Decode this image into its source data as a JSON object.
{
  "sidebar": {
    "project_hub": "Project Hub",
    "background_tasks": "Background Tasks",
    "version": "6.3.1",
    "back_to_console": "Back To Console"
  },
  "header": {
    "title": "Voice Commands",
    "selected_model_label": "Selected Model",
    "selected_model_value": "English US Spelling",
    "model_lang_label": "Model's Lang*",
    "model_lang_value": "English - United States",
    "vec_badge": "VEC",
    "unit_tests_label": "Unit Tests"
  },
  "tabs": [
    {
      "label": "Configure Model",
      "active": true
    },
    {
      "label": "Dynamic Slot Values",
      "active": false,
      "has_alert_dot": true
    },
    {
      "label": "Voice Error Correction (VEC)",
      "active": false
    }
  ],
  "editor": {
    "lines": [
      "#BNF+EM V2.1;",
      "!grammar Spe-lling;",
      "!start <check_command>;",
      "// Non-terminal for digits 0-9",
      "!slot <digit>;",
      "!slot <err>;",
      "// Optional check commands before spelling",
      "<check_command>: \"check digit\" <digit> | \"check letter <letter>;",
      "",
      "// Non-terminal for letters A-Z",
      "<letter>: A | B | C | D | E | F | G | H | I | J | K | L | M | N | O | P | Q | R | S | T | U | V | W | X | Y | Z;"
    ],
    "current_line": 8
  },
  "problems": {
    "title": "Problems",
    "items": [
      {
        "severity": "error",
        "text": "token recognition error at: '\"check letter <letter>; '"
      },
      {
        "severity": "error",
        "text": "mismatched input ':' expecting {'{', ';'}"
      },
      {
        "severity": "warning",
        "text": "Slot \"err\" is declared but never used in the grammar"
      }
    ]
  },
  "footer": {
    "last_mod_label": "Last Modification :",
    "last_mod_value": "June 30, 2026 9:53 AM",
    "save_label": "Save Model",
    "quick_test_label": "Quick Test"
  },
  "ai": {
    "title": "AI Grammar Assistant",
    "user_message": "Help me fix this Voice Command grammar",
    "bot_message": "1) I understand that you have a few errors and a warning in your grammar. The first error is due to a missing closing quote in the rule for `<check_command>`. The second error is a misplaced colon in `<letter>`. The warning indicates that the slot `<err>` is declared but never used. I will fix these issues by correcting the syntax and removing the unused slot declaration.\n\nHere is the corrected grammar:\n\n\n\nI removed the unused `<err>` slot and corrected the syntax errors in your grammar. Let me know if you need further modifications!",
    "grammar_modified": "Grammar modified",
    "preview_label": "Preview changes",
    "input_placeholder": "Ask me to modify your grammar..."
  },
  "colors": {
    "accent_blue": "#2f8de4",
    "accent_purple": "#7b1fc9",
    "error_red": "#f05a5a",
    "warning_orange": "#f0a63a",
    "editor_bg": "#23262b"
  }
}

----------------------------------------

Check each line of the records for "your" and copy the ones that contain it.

    "bot_message": "1) I understand that you have a few errors and a warning in your grammar. The first error is due to a missing closing quote in the rule for `<check_command>`. The second error is a misplaced colon in `<letter>`. The warning indicates that the slot `<err>` is declared but never used. I will fix these issues by correcting the syntax and removing the unused slot declaration.\n\nHere is the corrected grammar:\n\n\n\nI removed the unused `<err>` slot and corrected the syntax errors in your grammar. Let me know if you need further modifications!",
    "input_placeholder": "Ask me to modify your grammar..."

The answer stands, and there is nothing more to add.